If you’re applying for Social Security Disability benefits because of a mental illness, the challenges are often even greater than those faced by claimants with physical disabilities. In many cases, a physical disability can be clearly diagnosed based on solid, objective evidence which is difficult to question. This is rarely the case with mental illnesses, which tend to have more subjective diagnoses.

The actual process of applying for Social Security Disability doesn’t vary significantly based on whether you are making a claim based on a physical or a mental disorder. You start by contacting the Social Security Administration and informing them of your intent to file a claim. An interview is set up, after which an examiner will look over the information you have provided and render a decision regarding your Social Security Disability claim. More than 2/3 of the time, initial claims are denied, leaving you with the option of dropping your case or appealing the decision.

Should you choose to go through the appeals process (and most people should), you would be well advised to seek a qualified Social Security Disability lawyer who can help you work through the complexities of the Social Security system. Claimants who are represented by a Social Security Disability lawyer are considerably more likely to have their claims approved. The difference is even more significant when dealing with cases of mental illness.

Be prepared to have your initial claim denied. In most cases, claims are denied at least twice before being approved at the hearing level by an Administrative Law Judge (ALJ). At your hearing (which you should attend with a legal representative), you will be able to make your case directly to the ALJ, who may also interview your doctors and psychiatrists before rendering his decision on your Social Security Disability case.

One of the reasons a Social Security Disability attorney can be helpful when making a claim based on mental illness is that they are thoroughly familiar with the criteria SSA adjudicators are looking for. By communicating with your doctor, psychologist, and the other professionals who work with you, your Social Security Disability lawyer can help ensure that the SSA’s forms are filled out in such a way that is more likely to result in an accepted claim.

The exact requirements regarding which mental illnesses qualify for Social Security Disability are not always clear. While some mental illnesses such as schizophrenia are very likely to result in accepted claims, other mental illnesses; such as bipolar disorder and depression; often require a significant amount of evidence demonstrating that your condition has not improved enough to allow you to find gainful employment, even after receiving care.

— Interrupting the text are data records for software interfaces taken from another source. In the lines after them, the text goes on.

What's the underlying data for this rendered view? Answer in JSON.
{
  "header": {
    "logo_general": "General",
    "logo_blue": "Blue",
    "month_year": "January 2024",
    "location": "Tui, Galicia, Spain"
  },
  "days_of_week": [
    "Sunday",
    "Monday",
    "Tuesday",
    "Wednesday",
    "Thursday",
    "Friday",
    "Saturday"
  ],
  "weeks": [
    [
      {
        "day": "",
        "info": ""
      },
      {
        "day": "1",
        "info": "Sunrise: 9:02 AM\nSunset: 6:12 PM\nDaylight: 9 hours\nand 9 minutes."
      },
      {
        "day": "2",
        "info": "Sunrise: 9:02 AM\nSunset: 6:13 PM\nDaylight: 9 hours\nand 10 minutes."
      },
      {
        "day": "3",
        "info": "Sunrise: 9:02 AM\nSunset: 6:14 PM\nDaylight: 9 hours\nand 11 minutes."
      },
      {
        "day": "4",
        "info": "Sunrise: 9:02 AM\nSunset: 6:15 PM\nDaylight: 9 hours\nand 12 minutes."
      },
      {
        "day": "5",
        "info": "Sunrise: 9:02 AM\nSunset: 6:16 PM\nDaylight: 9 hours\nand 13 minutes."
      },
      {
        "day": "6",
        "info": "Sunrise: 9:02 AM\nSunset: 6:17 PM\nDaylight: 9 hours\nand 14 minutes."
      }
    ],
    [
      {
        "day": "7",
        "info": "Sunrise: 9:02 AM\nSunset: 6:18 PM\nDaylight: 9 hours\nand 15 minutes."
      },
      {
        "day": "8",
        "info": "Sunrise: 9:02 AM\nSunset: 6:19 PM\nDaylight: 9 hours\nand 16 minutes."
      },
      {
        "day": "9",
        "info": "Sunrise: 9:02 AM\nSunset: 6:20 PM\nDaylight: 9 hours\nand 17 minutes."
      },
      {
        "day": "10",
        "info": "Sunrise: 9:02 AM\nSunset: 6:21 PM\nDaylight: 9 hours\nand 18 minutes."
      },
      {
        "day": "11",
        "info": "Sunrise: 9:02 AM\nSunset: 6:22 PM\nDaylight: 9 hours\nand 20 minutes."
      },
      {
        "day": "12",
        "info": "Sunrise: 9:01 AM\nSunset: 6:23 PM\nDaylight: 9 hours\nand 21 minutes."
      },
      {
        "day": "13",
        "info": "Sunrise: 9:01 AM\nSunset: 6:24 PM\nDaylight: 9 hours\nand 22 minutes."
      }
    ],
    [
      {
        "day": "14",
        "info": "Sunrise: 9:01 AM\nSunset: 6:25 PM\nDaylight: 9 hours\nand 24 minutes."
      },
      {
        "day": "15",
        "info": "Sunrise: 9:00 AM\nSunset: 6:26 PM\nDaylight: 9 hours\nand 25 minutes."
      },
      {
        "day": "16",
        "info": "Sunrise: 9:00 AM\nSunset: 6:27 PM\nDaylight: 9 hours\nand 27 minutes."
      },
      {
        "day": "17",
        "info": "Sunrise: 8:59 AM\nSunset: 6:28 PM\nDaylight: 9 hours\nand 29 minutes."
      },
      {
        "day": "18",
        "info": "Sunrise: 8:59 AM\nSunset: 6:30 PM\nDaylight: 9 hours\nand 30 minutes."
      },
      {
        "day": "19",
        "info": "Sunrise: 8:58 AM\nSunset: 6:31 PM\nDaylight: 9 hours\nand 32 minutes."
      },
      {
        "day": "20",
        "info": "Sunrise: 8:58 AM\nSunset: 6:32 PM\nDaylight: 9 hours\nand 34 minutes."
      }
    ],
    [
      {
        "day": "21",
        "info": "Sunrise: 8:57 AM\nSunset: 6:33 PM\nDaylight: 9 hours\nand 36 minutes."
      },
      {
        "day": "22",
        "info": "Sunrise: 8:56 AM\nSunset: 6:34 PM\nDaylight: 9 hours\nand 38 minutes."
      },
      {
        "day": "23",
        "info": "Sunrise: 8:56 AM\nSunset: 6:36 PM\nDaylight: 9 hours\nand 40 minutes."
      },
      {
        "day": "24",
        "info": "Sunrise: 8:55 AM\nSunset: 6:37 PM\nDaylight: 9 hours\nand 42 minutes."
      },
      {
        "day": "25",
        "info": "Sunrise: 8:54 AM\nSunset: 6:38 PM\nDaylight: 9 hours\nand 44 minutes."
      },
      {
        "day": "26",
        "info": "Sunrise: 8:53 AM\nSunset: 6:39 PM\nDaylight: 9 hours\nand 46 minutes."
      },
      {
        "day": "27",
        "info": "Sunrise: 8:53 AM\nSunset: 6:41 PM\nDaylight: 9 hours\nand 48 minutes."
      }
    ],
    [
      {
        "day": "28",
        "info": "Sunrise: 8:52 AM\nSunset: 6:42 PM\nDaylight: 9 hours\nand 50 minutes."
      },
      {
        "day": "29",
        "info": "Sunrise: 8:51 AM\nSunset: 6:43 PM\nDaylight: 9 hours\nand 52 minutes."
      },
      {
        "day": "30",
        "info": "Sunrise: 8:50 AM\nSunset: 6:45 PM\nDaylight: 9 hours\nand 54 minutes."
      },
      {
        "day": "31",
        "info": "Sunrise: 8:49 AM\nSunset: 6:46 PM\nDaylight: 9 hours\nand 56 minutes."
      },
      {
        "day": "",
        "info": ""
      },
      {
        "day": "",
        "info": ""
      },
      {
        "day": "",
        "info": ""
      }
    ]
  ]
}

It is very important that you follow the advice of your medical doctors, psychologists, and other professionals who are treating you for your mental illness while you are applying for Social Security Disability benefits. Refusing to comply with appointments, medical treatments, or other prescribed activity or treatments can disqualify you for Social Security Disability benefits. Even if you are not disqualified for refusing to follow your doctors’ orders, you are likely to delay the approval of your claim.